## Task objective
In the records below, find each line with "emoji" and copy it.

## Exercise material
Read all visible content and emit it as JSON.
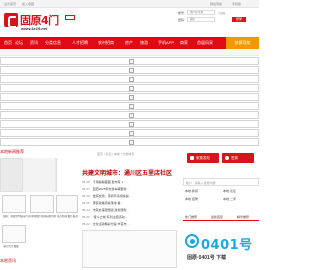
{
  "topbar": {
    "links": [
      "设为首页",
      "加入收藏",
      "网站导航",
      "手机版"
    ]
  },
  "logo": {
    "title": "固原4门",
    "url": "www.4x19.net"
  },
  "login": {
    "username_label": "帐号:",
    "username_placeholder": "用户名/手机",
    "password_label": "密码:",
    "password_placeholder": "密码",
    "remember_label": "记住",
    "login_button": "登录"
  },
  "search": {
    "placeholder": "搜索"
  },
  "nav": {
    "items": [
      "首页",
      "论坛",
      "资讯",
      "分类信息",
      "人才招聘",
      "农村招商",
      "房产",
      "旅游",
      "手机APP",
      "商家",
      "首届风采"
    ],
    "right_label": "快捷导航"
  },
  "section_left": {
    "title": "本地新闻推荐"
  },
  "meta_line": "首页 | 论坛 | 本地 | 分类信息",
  "headline": "共建文明城市：通川区五里店社区",
  "news": [
    {
      "date": "05-28",
      "text": "不用躲躲藏藏 发布有 1"
    },
    {
      "date": "05-27",
      "text": "固原2025年市政车辆更新..."
    },
    {
      "date": "05-26",
      "text": "发挥优势，营商环境持续提..."
    },
    {
      "date": "05-25",
      "text": "惠民政策持续落地 各..."
    },
    {
      "date": "05-24",
      "text": "市民办事更便捷 政务服务..."
    },
    {
      "date": "05-23",
      "text": "“奋斗之城”系列主题活动..."
    },
    {
      "date": "05-22",
      "text": "文化活动精彩纷呈 丰富市..."
    }
  ],
  "right_buttons": {
    "btn1": "家族发帖",
    "btn2": "签到"
  },
  "right_search": {
    "placeholder": "帐户 · 请输入搜索内容"
  },
  "right_tabs": [
    "热门推荐",
    "最新回复",
    "精华推荐"
  ],
  "right_links": [
    "本地·新闻",
    "本地·论坛",
    "本地·招聘",
    "本地·二手"
  ],
  "thumbs": [
    {
      "caption": "固原：共建文明城市行动"
    },
    {
      "caption": "本地图片新闻标题示例"
    },
    {
      "caption": "热点新闻 图片报道"
    },
    {
      "caption": "市民生活 图集"
    }
  ],
  "bottom_left": "本地资讯",
  "bottom_logo": {
    "text": "0401号",
    "sub": "固原·0401号 下载"
  }
}
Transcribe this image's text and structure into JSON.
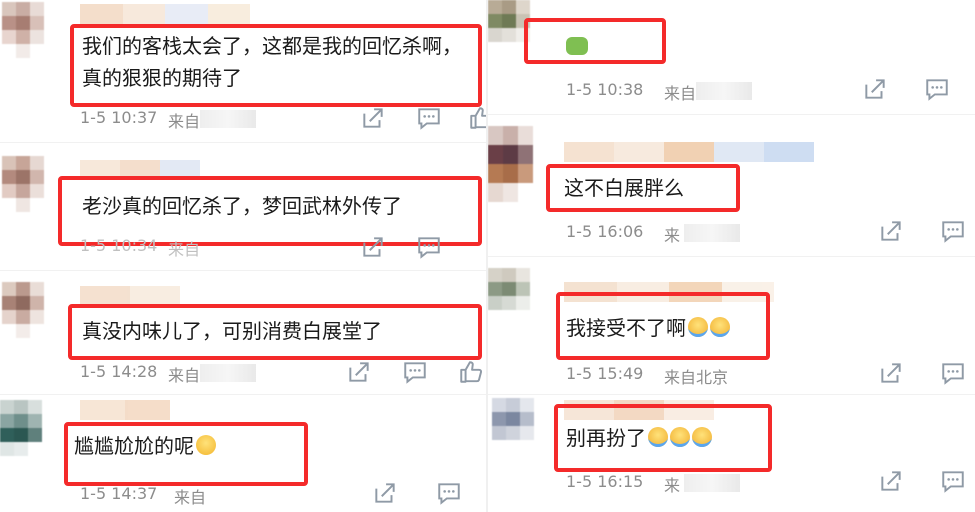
{
  "colors": {
    "highlight": "#f42a2a",
    "meta_text": "#8c8c8c",
    "comment_text": "#1a1a1a",
    "icon": "#8f9aa6"
  },
  "left_comments": [
    {
      "text_line1": "我们的客栈太会了，这都是我的回忆杀啊，",
      "text_line2": "真的狠狠的期待了",
      "date": "1-5 10:37",
      "from": "来自"
    },
    {
      "text_line1": "老沙真的回忆杀了，梦回武林外传了",
      "date": "1-5 10:34",
      "from": "来自"
    },
    {
      "text_line1": "真没内味儿了，可别消费白展堂了",
      "date": "1-5 14:28",
      "from": "来自"
    },
    {
      "text_line1": "尴尴尬尬的呢",
      "emoji": "smile-emoji-icon",
      "date": "1-5 14:37",
      "from": "来自"
    }
  ],
  "right_comments": [
    {
      "emoji": "frog-emoji-icon",
      "date": "1-5 10:38",
      "from": "来自"
    },
    {
      "text": "这不白展胖么",
      "date": "1-5 16:06",
      "from": "来"
    },
    {
      "text": "我接受不了啊",
      "emoji": "crying-emoji-icon",
      "date": "1-5 15:49",
      "from": "来自北京"
    },
    {
      "text": "别再扮了",
      "emoji": "crying-emoji-icon",
      "date": "1-5 16:15",
      "from": "来"
    }
  ],
  "icons": {
    "share": "share-icon",
    "comment": "comment-icon",
    "like": "like-icon"
  }
}
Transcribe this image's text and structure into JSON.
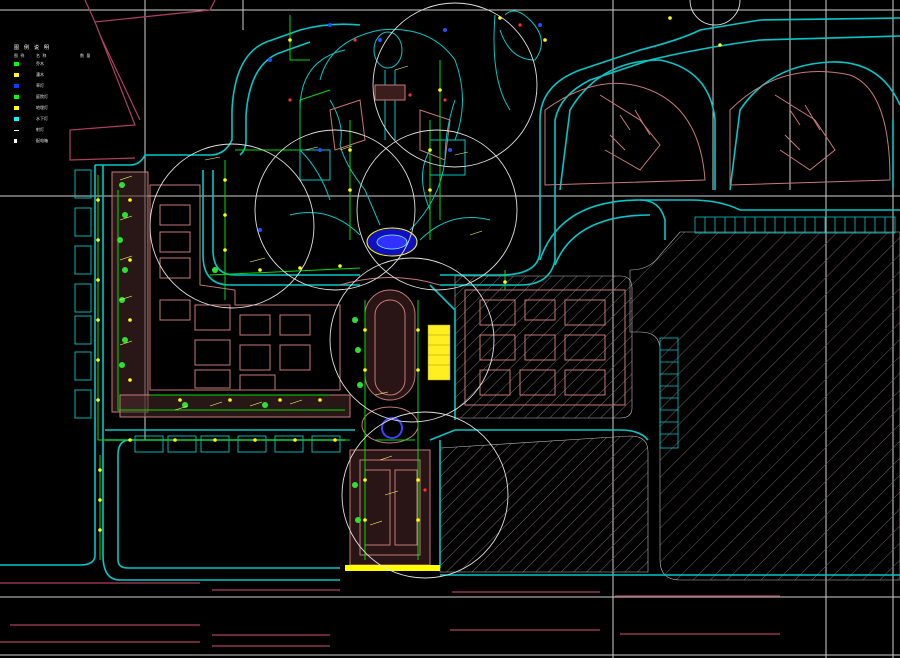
{
  "legend": {
    "title": "图 例 说 明",
    "headers": [
      "图 例",
      "名 称",
      "数 量"
    ],
    "rows": [
      {
        "label": "乔木",
        "color": "#00ff00"
      },
      {
        "label": "灌木",
        "color": "#ffff00"
      },
      {
        "label": "草灯",
        "color": "#0040ff"
      },
      {
        "label": "庭院灯",
        "color": "#00ff00"
      },
      {
        "label": "地埋灯",
        "color": "#ffff00"
      },
      {
        "label": "水下灯",
        "color": "#00ffff"
      },
      {
        "label": "射灯",
        "color": "#ffffff"
      },
      {
        "label": "配电箱",
        "color": "#ffffff"
      }
    ]
  },
  "colors": {
    "background": "#000000",
    "road": "#00c8c8",
    "building": "#c87878",
    "lighting": "#00ff00",
    "fixture": "#ffff00",
    "coverage_circle": "#dcdcdc",
    "water_feature": "#2020ff"
  }
}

## Output for this task
      "emoji": "smile-emoji-icon",
      "emoji": "frog-emoji-icon",
      "emoji": "crying-emoji-icon",
      "emoji": "crying-emoji-icon",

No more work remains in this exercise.